Do you ever perform your music live?

I think the most difficult element to Midnight Syndicate is the fact that, because of our style of music, we can't just walk into a bar or venue, set up, and start playing. Making personal contact with your fans is really important to an artist and not being able to do that has been very frustrating (especially over the past three years). Most bands that have been fortunate enough to see sales and support like we have, have already toured the US and Europe. We haven't played out since before Born of the Night.

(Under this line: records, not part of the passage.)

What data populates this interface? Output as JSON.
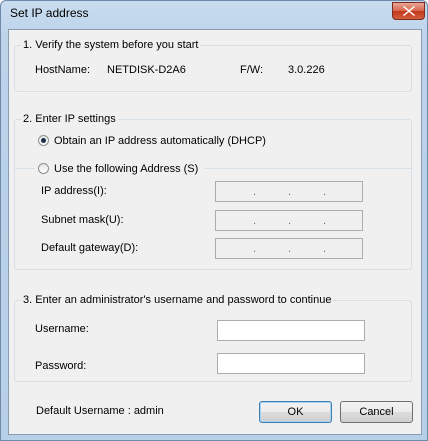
{
  "window": {
    "title": "Set IP address"
  },
  "verify": {
    "legend": "1. Verify the system before you start",
    "hostname_label": "HostName:",
    "hostname_value": "NETDISK-D2A6",
    "fw_label": "F/W:",
    "fw_value": "3.0.226"
  },
  "ip": {
    "legend": "2. Enter IP settings",
    "dhcp_label": "Obtain an IP address automatically (DHCP)",
    "manual_label": "Use the following Address (S)",
    "selected": "dhcp",
    "ip_address_label": "IP address(I):",
    "subnet_label": "Subnet mask(U):",
    "gateway_label": "Default gateway(D):",
    "separator": "."
  },
  "auth": {
    "legend": "3. Enter an administrator's username and password to continue",
    "username_label": "Username:",
    "username_value": "",
    "password_label": "Password:",
    "password_value": ""
  },
  "footer": {
    "default_user_text": "Default Username : admin",
    "ok_label": "OK",
    "cancel_label": "Cancel"
  }
}
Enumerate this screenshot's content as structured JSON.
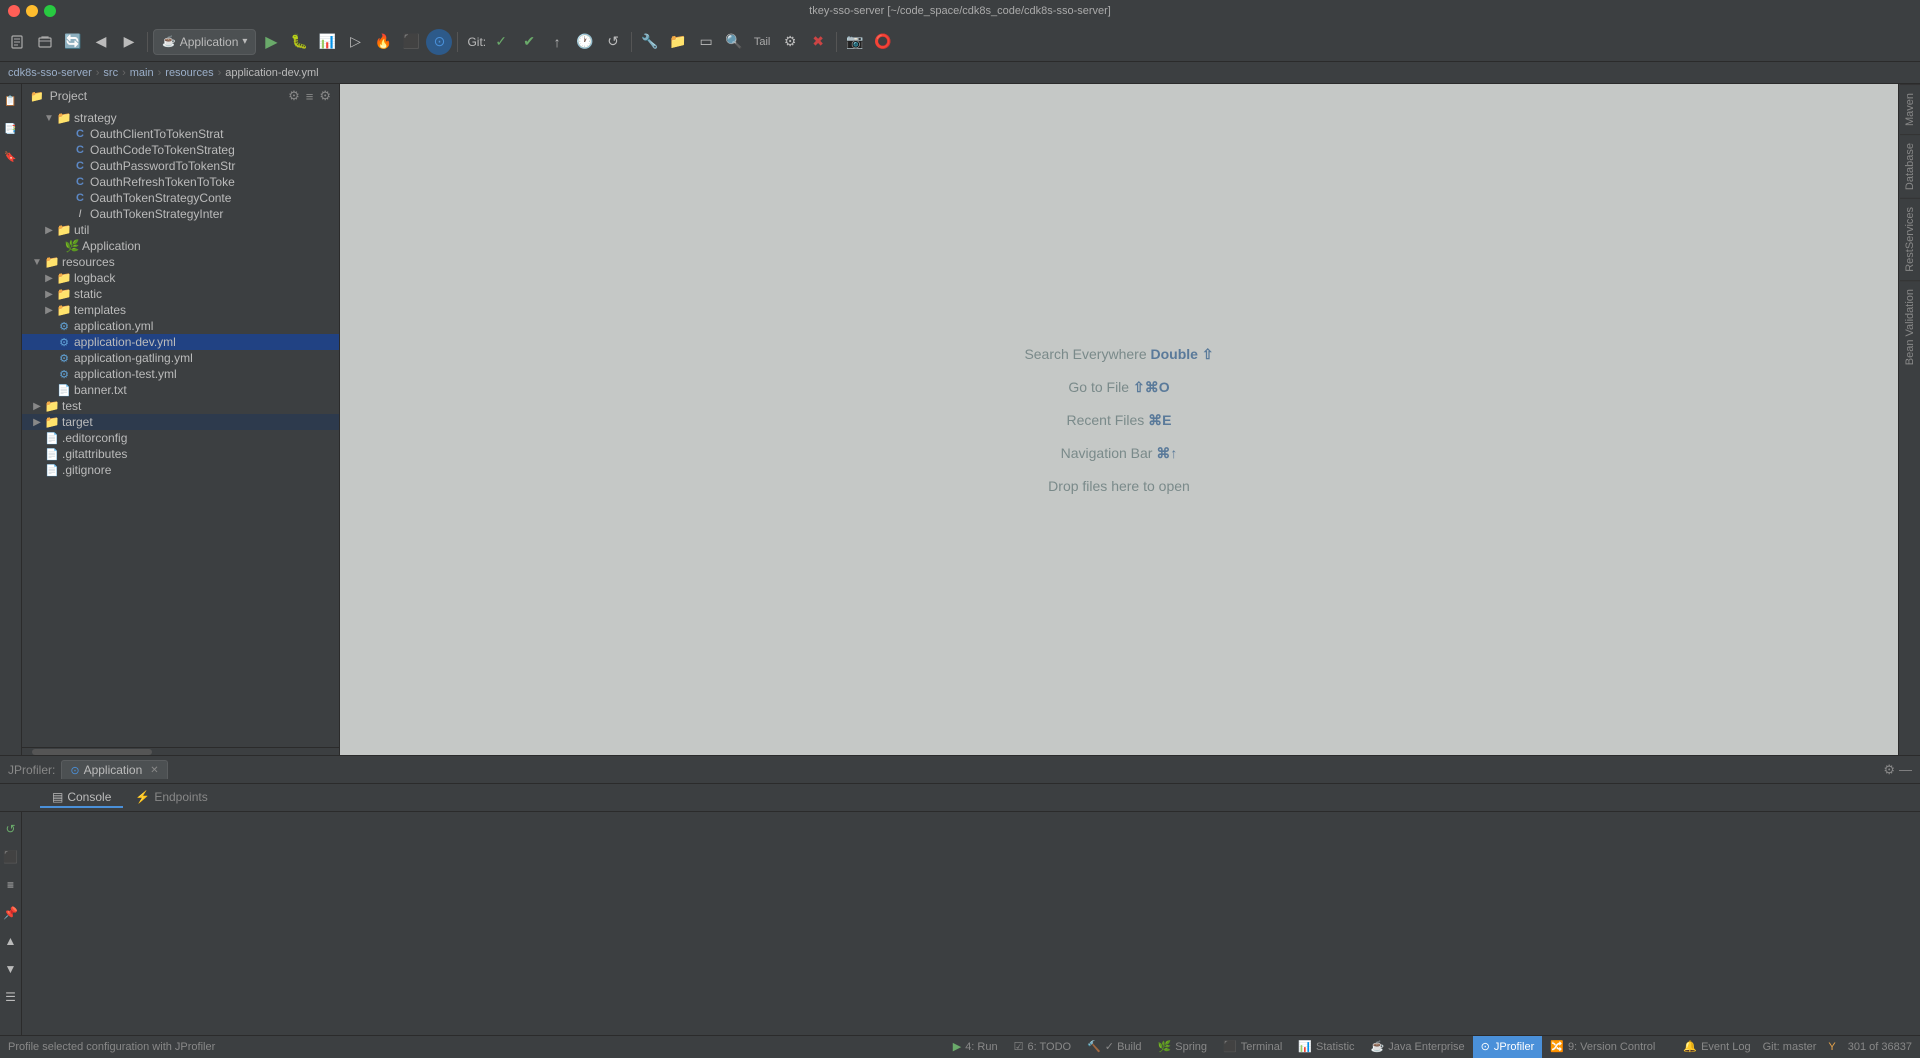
{
  "window": {
    "title": "tkey-sso-server [~/code_space/cdk8s_code/cdk8s-sso-server]"
  },
  "toolbar": {
    "run_config": "Application",
    "git_label": "Git:",
    "tail_label": "Tail"
  },
  "breadcrumb": {
    "items": [
      "cdk8s-sso-server",
      "src",
      "main",
      "resources",
      "application-dev.yml"
    ]
  },
  "project_panel": {
    "title": "Project",
    "items": [
      {
        "indent": 20,
        "type": "folder",
        "label": "strategy",
        "expandable": true
      },
      {
        "indent": 36,
        "type": "class",
        "label": "OauthClientToTokenStrat"
      },
      {
        "indent": 36,
        "type": "class",
        "label": "OauthCodeToTokenStrateg"
      },
      {
        "indent": 36,
        "type": "class",
        "label": "OauthPasswordToTokenStr"
      },
      {
        "indent": 36,
        "type": "class",
        "label": "OauthRefreshTokenToToke"
      },
      {
        "indent": 36,
        "type": "class",
        "label": "OauthTokenStrategyConte"
      },
      {
        "indent": 36,
        "type": "interface",
        "label": "OauthTokenStrategyInter"
      },
      {
        "indent": 20,
        "type": "folder",
        "label": "util",
        "expandable": true
      },
      {
        "indent": 28,
        "type": "spring-app",
        "label": "Application"
      },
      {
        "indent": 8,
        "type": "folder-open",
        "label": "resources",
        "expandable": true
      },
      {
        "indent": 20,
        "type": "folder",
        "label": "logback",
        "expandable": true
      },
      {
        "indent": 20,
        "type": "folder",
        "label": "static",
        "expandable": true
      },
      {
        "indent": 20,
        "type": "folder",
        "label": "templates",
        "expandable": true
      },
      {
        "indent": 20,
        "type": "yml",
        "label": "application.yml"
      },
      {
        "indent": 20,
        "type": "yml",
        "label": "application-dev.yml",
        "selected": true
      },
      {
        "indent": 20,
        "type": "yml",
        "label": "application-gatling.yml"
      },
      {
        "indent": 20,
        "type": "yml",
        "label": "application-test.yml"
      },
      {
        "indent": 20,
        "type": "file",
        "label": "banner.txt"
      },
      {
        "indent": 8,
        "type": "folder",
        "label": "test",
        "expandable": true
      },
      {
        "indent": 8,
        "type": "folder",
        "label": "target",
        "expandable": true,
        "highlighted": true
      },
      {
        "indent": 8,
        "type": "file",
        "label": ".editorconfig"
      },
      {
        "indent": 8,
        "type": "file",
        "label": ".gitattributes"
      },
      {
        "indent": 8,
        "type": "file",
        "label": ".gitignore"
      }
    ]
  },
  "editor": {
    "hints": [
      {
        "text": "Search Everywhere",
        "shortcut": "Double ⇧"
      },
      {
        "text": "Go to File",
        "shortcut": "⇧⌘O"
      },
      {
        "text": "Recent Files",
        "shortcut": "⌘E"
      },
      {
        "text": "Navigation Bar",
        "shortcut": "⌘↑"
      },
      {
        "text": "Drop files here to open",
        "shortcut": ""
      }
    ]
  },
  "right_sidebar": {
    "tabs": [
      "Maven",
      "Database",
      "RestServices",
      "Bean Validation"
    ]
  },
  "bottom_panel": {
    "profiler_label": "JProfiler:",
    "tab_label": "Application",
    "tabs": [
      "Console",
      "Endpoints"
    ],
    "active_tab": "Console"
  },
  "status_bar": {
    "profile_message": "Profile selected configuration with JProfiler",
    "tabs": [
      {
        "label": "4: Run",
        "icon": "▶"
      },
      {
        "label": "6: TODO"
      },
      {
        "label": "✓ Build"
      },
      {
        "label": "Spring"
      },
      {
        "label": "Terminal"
      },
      {
        "label": "Statistic"
      },
      {
        "label": "Java Enterprise"
      },
      {
        "label": "JProfiler",
        "active": true
      },
      {
        "label": "9: Version Control"
      }
    ],
    "right": {
      "event_log": "Event Log",
      "git_branch": "Git: master",
      "line_info": "301 of 36837"
    }
  }
}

We did do a show in March of 1998. It was a multimedia concert to promote the first Midnight Syndicate (self-titled) album. The concert blended original film, live music, computer animation, and theatrics. It was a very involved and resource-intensive project. So much so that it has really held us back from developing a new one. We were considering it at the end of 2001 but when we looked at our time schedule we had to chose: develop a show and tour or release a new CD. We couldn't do both. Needless to say we decided it best to begin writing for Vampyre since it had already almost been a year since Gate of Delirium's release. Production on Dungeons & Dragons began almost immediately after Vampyre finished.

What are you planning on doing this Halloween? It has to be your favorite holiday!

E: It is. I'll be hitting plenty of haunted houses in our area and renting a ton of horror flicks for midnight viewings. We just had our first child, Mary Kate, earlier this year so we'll be getting her dressed up and taking her out for her first trick-or-treating adventure.

Lisa - Paragon Magazine